ASSIGNED TASK: The answer must consist of the records, repeated exactly.

Data records for software interfaces
---

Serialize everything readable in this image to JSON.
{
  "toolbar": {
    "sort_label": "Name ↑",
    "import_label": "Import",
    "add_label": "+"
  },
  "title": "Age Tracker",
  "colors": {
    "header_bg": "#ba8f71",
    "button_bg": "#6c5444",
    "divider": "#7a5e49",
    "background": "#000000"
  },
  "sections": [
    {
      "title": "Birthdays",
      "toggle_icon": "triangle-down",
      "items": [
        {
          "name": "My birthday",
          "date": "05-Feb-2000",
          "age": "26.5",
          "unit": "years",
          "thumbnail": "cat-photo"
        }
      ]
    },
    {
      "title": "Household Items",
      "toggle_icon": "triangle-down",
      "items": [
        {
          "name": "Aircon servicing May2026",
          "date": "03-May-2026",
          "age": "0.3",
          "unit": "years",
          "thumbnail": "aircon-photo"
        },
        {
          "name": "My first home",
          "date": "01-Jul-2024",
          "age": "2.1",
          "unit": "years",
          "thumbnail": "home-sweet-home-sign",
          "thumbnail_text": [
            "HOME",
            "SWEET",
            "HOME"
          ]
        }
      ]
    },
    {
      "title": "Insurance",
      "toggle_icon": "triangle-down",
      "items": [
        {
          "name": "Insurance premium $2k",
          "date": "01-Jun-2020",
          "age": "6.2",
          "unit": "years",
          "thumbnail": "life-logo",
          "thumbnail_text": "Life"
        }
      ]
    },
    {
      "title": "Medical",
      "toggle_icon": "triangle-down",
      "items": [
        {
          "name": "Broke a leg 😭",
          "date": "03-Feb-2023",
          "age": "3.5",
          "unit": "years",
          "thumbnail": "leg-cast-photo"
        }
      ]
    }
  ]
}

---

ANSWER SPACE:
Serialize everything readable in this image to JSON.
{
  "toolbar": {
    "sort_label": "Name ↑",
    "import_label": "Import",
    "add_label": "+"
  },
  "title": "Age Tracker",
  "colors": {
    "header_bg": "#ba8f71",
    "button_bg": "#6c5444",
    "divider": "#7a5e49",
    "background": "#000000"
  },
  "sections": [
    {
      "title": "Birthdays",
      "toggle_icon": "triangle-down",
      "items": [
        {
          "name": "My birthday",
          "date": "05-Feb-2000",
          "age": "26.5",
          "unit": "years",
          "thumbnail": "cat-photo"
        }
      ]
    },
    {
      "title": "Household Items",
      "toggle_icon": "triangle-down",
      "items": [
        {
          "name": "Aircon servicing May2026",
          "date": "03-May-2026",
          "age": "0.3",
          "unit": "years",
          "thumbnail": "aircon-photo"
        },
        {
          "name": "My first home",
          "date": "01-Jul-2024",
          "age": "2.1",
          "unit": "years",
          "thumbnail": "home-sweet-home-sign",
          "thumbnail_text": [
            "HOME",
            "SWEET",
            "HOME"
          ]
        }
      ]
    },
    {
      "title": "Insurance",
      "toggle_icon": "triangle-down",
      "items": [
        {
          "name": "Insurance premium $2k",
          "date": "01-Jun-2020",
          "age": "6.2",
          "unit": "years",
          "thumbnail": "life-logo",
          "thumbnail_text": "Life"
        }
      ]
    },
    {
      "title": "Medical",
      "toggle_icon": "triangle-down",
      "items": [
        {
          "name": "Broke a leg 😭",
          "date": "03-Feb-2023",
          "age": "3.5",
          "unit": "years",
          "thumbnail": "leg-cast-photo"
        }
      ]
    }
  ]
}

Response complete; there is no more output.